AimTo investigate the mechanism of action of intra-arterial histamine in the human forearm vasculature.
MethodsThree studies were conducted to assess changes in forearm blood flow (FBF) using venous occlusion plethysmography in response to intra-brachial histamine. First, the dose-response was investigated by assessing FBF throughout a dose-escalating histamine infusion. Next, histamine was infused at a constant dose to assess acute tolerance. Finally, a four way, double-blind, randomized, placebo-controlled crossover study was conducted to assess FBF response to histamine in the presence of H-1- and H-2-receptor antagonists. Flare and itch were assessed in all studies.

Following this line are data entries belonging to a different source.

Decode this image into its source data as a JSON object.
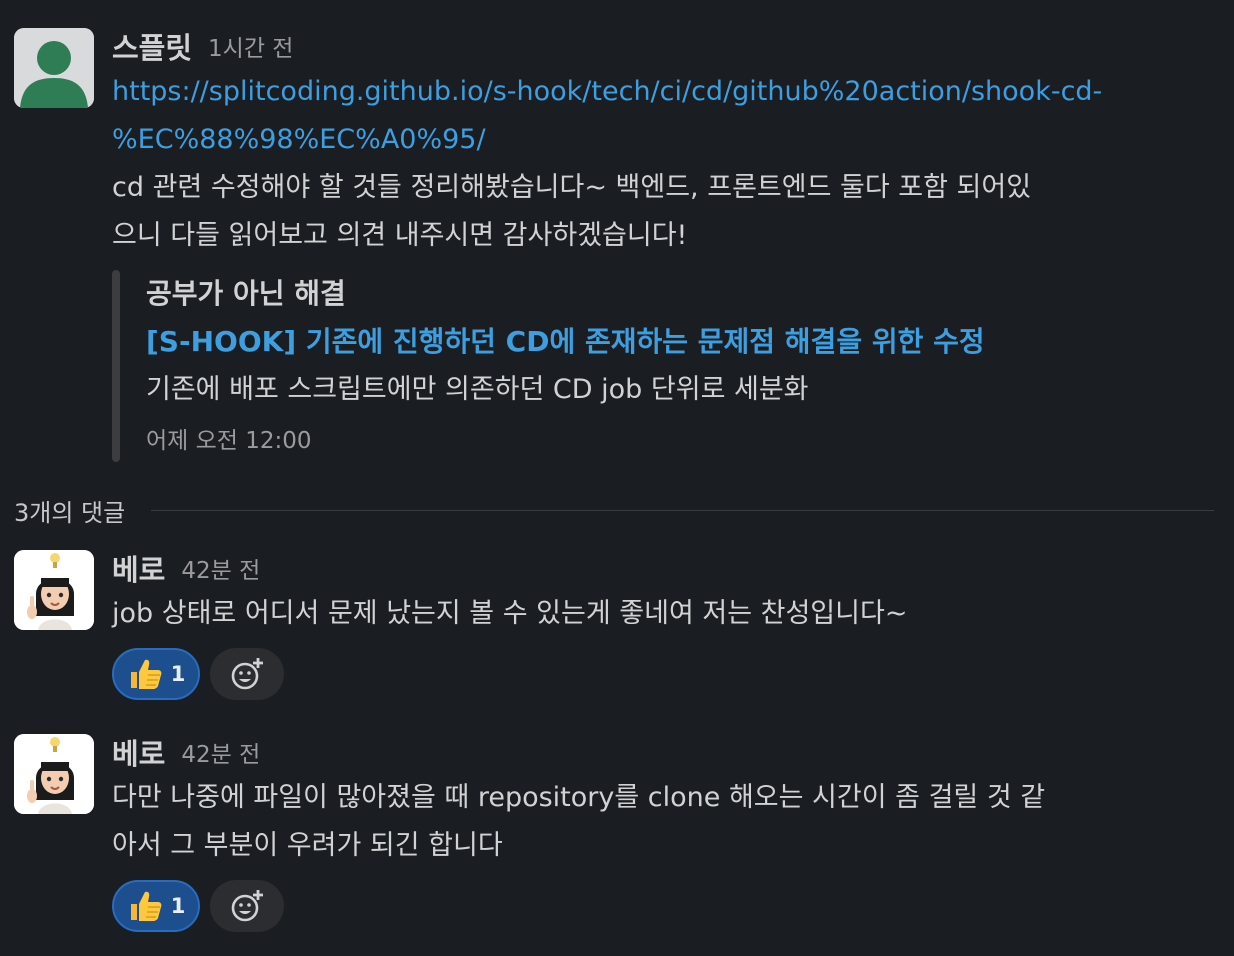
{
  "message": {
    "author": "스플릿",
    "time": "1시간 전",
    "link_line1": "https://splitcoding.github.io/s-hook/tech/ci/cd/github%20action/shook-cd-",
    "link_line2": "%EC%88%98%EC%A0%95/",
    "text_line1": "cd 관련 수정해야 할 것들 정리해봤습니다~ 백엔드, 프론트엔드 둘다 포함 되어있",
    "text_line2": "으니 다들 읽어보고 의견 내주시면 감사하겠습니다!",
    "attachment": {
      "author": "공부가 아닌 해결",
      "title": "[S-HOOK] 기존에 진행하던 CD에 존재하는 문제점 해결을 위한 수정",
      "text": "기존에 배포 스크립트에만 의존하던 CD job 단위로 세분화",
      "footer": "어제 오전 12:00"
    }
  },
  "thread": {
    "reply_count_label": "3개의 댓글"
  },
  "replies": [
    {
      "author": "베로",
      "time": "42분 전",
      "text_line1": "job 상태로 어디서 문제 났는지 볼 수 있는게 좋네여 저는 찬성입니다~",
      "text_line2": "",
      "reaction_count": "1"
    },
    {
      "author": "베로",
      "time": "42분 전",
      "text_line1": "다만 나중에 파일이 많아졌을 때 repository를 clone 해오는 시간이 좀 걸릴 것 같",
      "text_line2": "아서 그 부분이 우려가 되긴 합니다",
      "reaction_count": "1"
    }
  ],
  "icons": {
    "reaction_emoji": "thumbs-up-icon",
    "add_reaction": "add-reaction-icon",
    "default_avatar": "user-silhouette-icon",
    "memoji_avatar": "memoji-icon"
  },
  "colors": {
    "background": "#1a1d21",
    "link": "#3d9ee0",
    "reaction_active": "#1d4f8f",
    "default_avatar_figure": "#2e7d55"
  }
}
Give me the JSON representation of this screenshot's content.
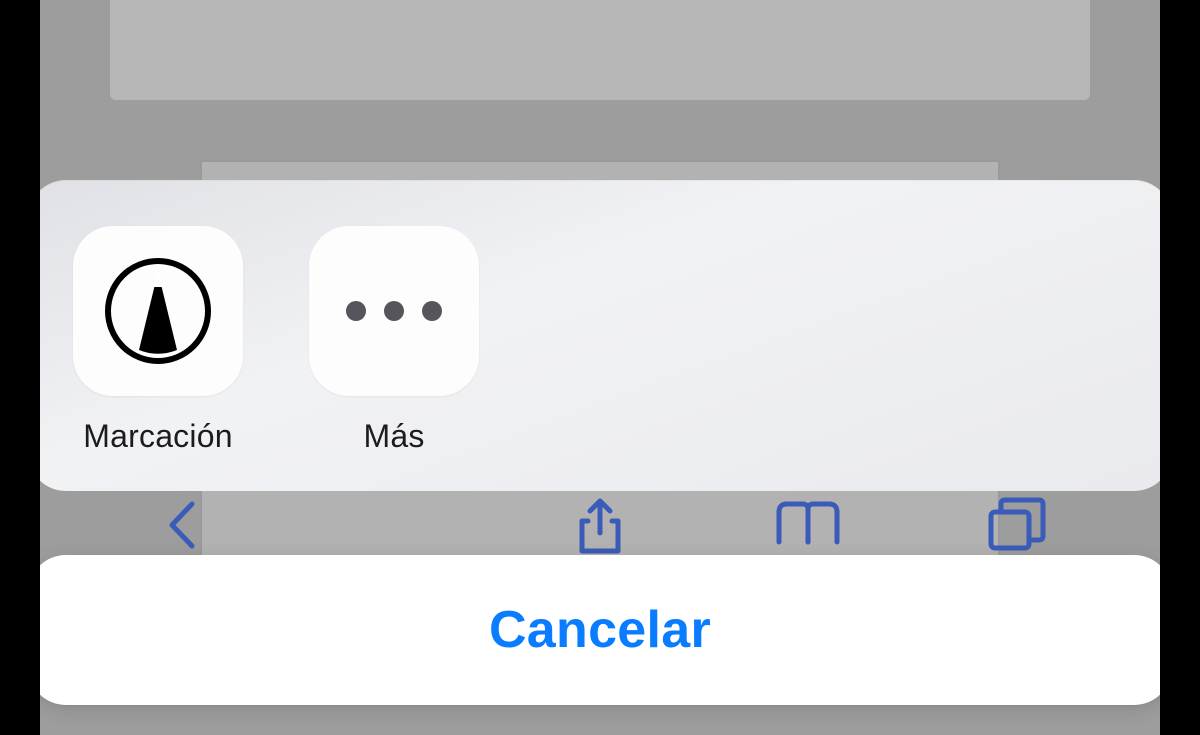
{
  "share_sheet": {
    "actions": [
      {
        "label": "Marcación",
        "icon": "markup-pen-icon"
      },
      {
        "label": "Más",
        "icon": "more-ellipsis-icon"
      }
    ]
  },
  "cancel": {
    "label": "Cancelar"
  }
}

ResultsHistamine caused a dose-dependent increase in FBF, greatest with the highest dose (30nmolmin(-1)) infused [mean (SEM) infused arm vs. control: 26.8 (5.3) vs. 2.6mlmin(-1)100ml(-1); P <0.0001]. Dose-dependent flare and itch were demonstrated. Acute tolerance was not observed, with an increased FBF persisting throughout the infusion period. H-2-receptor antagonism significantly reduced FBF (mean (95% CI) difference from placebo at 30nmolmin(-1) histamine: -11.9mlmin(-1)100ml(-1) (-4.0, -19.8), P <0.0001) and flare (mean (95% CI) difference from placebo: -403.7cm(2) (-231.4, 576.0), P <0.0001). No reduction in FBF or flare was observed in response to the H-1-receptor antagonist. Itch was unaffected by the treatments. Histamine did not stimulate vascular release of tissue plasminogen activator or von Willebrand factor.

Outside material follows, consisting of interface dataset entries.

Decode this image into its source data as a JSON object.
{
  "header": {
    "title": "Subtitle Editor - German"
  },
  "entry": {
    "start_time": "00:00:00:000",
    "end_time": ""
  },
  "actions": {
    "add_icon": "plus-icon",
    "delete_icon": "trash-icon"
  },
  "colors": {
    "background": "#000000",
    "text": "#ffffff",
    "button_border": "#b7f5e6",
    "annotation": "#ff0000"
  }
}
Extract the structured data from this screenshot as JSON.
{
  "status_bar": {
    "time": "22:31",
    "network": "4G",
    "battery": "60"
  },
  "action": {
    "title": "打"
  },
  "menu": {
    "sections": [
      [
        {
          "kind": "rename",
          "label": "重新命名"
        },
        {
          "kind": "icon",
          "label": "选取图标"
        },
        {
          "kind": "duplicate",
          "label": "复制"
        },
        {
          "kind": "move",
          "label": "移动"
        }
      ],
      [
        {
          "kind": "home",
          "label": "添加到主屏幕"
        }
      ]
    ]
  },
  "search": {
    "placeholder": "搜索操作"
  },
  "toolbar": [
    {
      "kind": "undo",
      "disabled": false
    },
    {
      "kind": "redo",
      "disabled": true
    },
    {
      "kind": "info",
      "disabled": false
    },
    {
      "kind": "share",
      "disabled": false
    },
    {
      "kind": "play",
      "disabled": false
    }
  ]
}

ConclusionHistamine causes dose-dependent vasodilatation, flare and itch in the human forearm. H-2-receptors are important in this process. Our results support further exploration of combined H-1- and H-2-receptor antagonist therapy in acute allergic syndromes.
- forearm blood flow
- venous occlusion plethysmography
- PLASMINOGEN-ACTIVATOR RELEASE
- HUMAN-ENDOTHELIAL CELLS